Without reproducing any image, print the listing below exactly.

------------------------------------------------

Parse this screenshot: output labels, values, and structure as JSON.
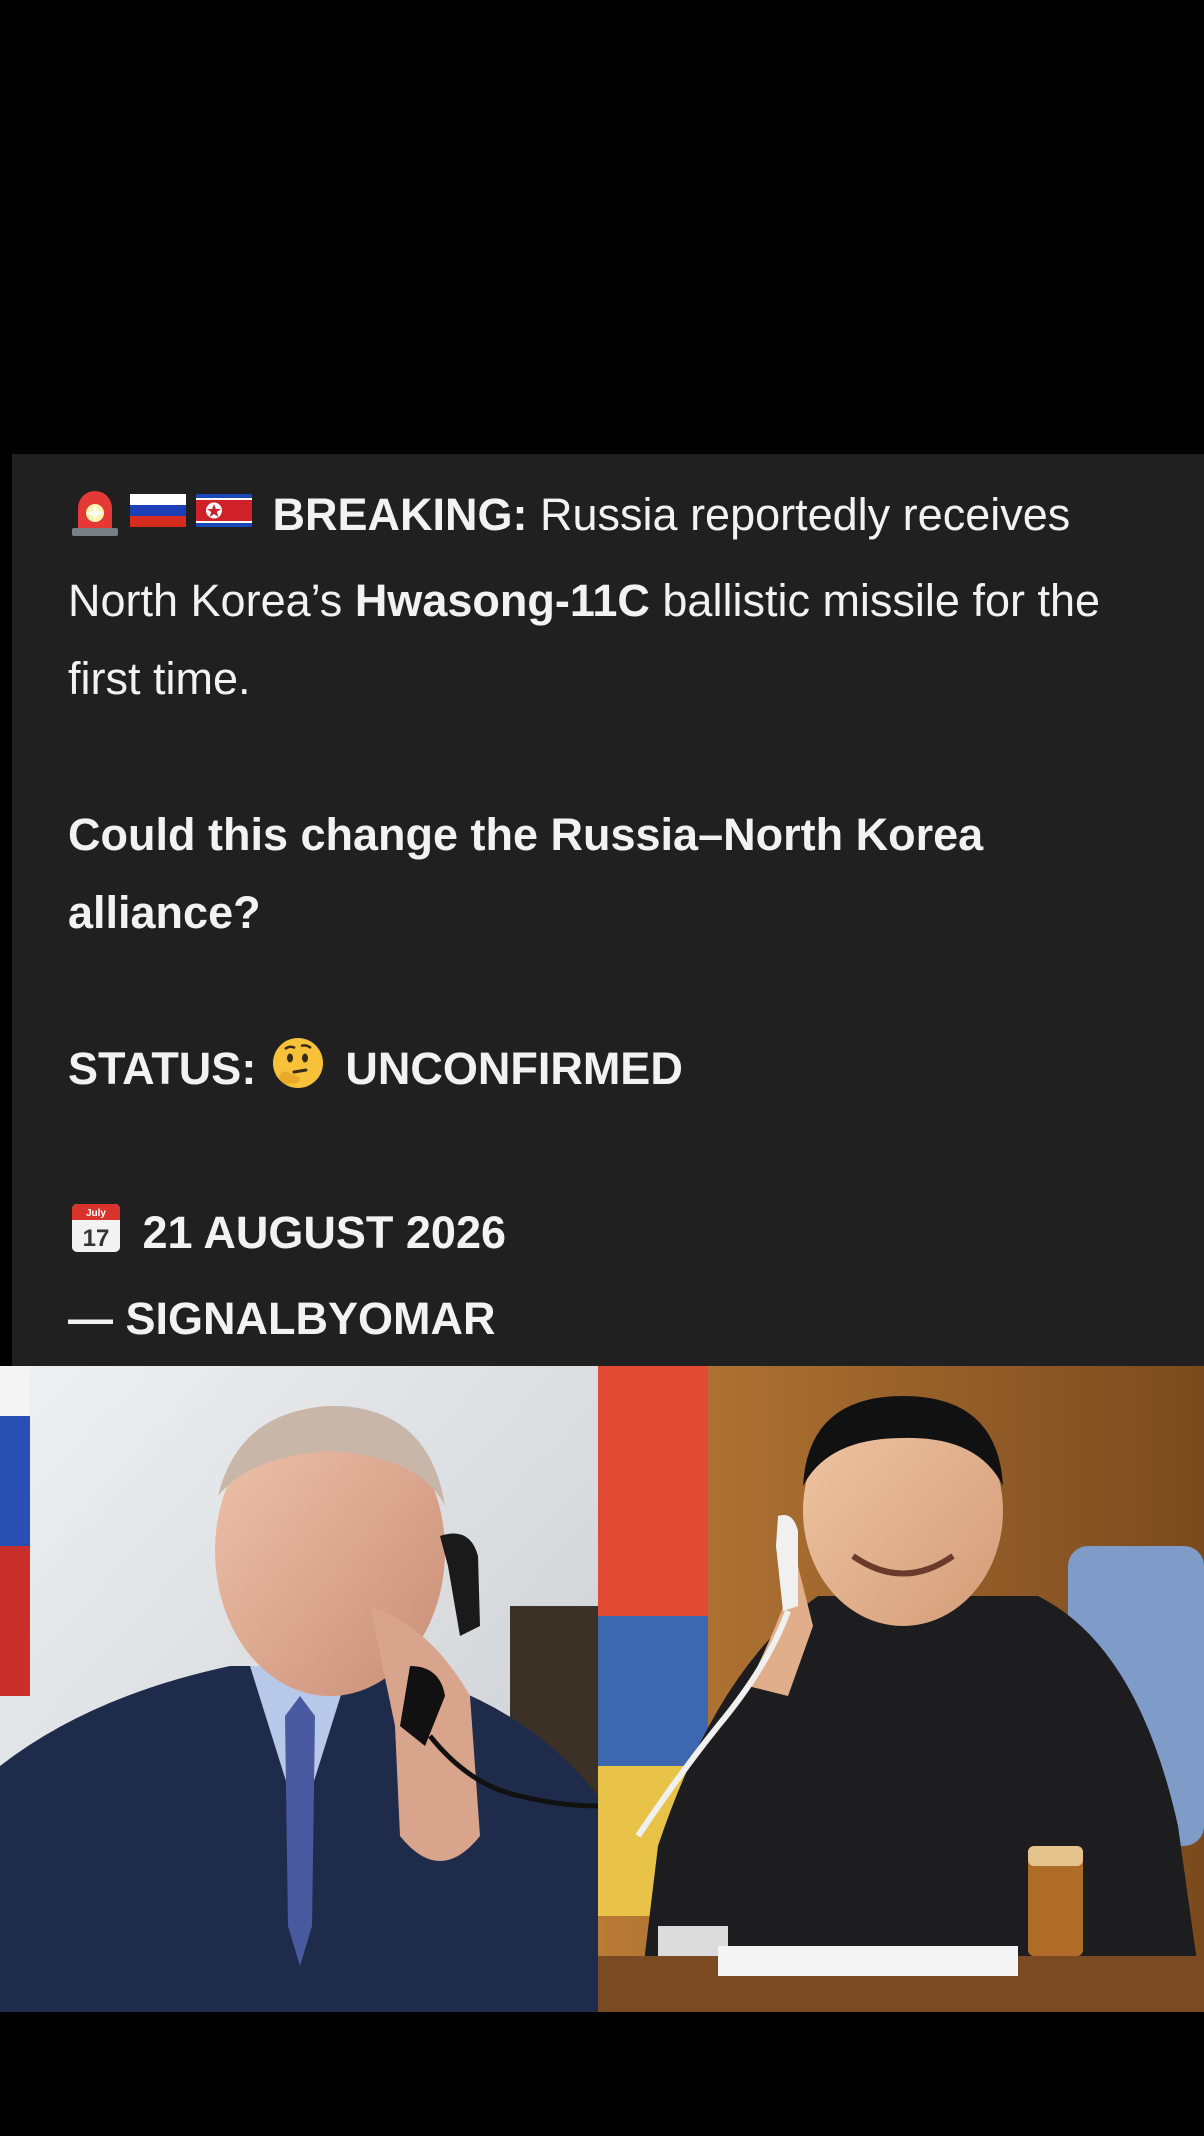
{
  "post": {
    "line1_emojis": [
      "siren-emoji",
      "russia-flag-emoji",
      "north-korea-flag-emoji"
    ],
    "breaking_label": "BREAKING:",
    "headline_part1": " Russia reportedly receives North Korea’s ",
    "missile_name": "Hwasong-11C",
    "headline_part2": " ballistic missile for the first time.",
    "question": "Could this change the Russia–North Korea alliance?",
    "status_label": "STATUS:",
    "status_value": "UNCONFIRMED",
    "status_emoji": "thinking-face-emoji",
    "calendar_month": "July",
    "calendar_day": "17",
    "date": "21 AUGUST 2026",
    "signature": "— SIGNALBYOMAR"
  },
  "photos": {
    "left": "putin-on-phone-photo",
    "right": "kim-on-phone-photo"
  },
  "colors": {
    "background": "#000000",
    "card": "#202020",
    "text": "#f2f2f2"
  }
}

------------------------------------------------

EXERCISE RESPONSE
Parse this screenshot: output labels, values, and structure as JSON.
{
  "post": {
    "line1_emojis": [
      "siren-emoji",
      "russia-flag-emoji",
      "north-korea-flag-emoji"
    ],
    "breaking_label": "BREAKING:",
    "headline_part1": " Russia reportedly receives North Korea’s ",
    "missile_name": "Hwasong-11C",
    "headline_part2": " ballistic missile for the first time.",
    "question": "Could this change the Russia–North Korea alliance?",
    "status_label": "STATUS:",
    "status_value": "UNCONFIRMED",
    "status_emoji": "thinking-face-emoji",
    "calendar_month": "July",
    "calendar_day": "17",
    "date": "21 AUGUST 2026",
    "signature": "— SIGNALBYOMAR"
  },
  "photos": {
    "left": "putin-on-phone-photo",
    "right": "kim-on-phone-photo"
  },
  "colors": {
    "background": "#000000",
    "card": "#202020",
    "text": "#f2f2f2"
  }
}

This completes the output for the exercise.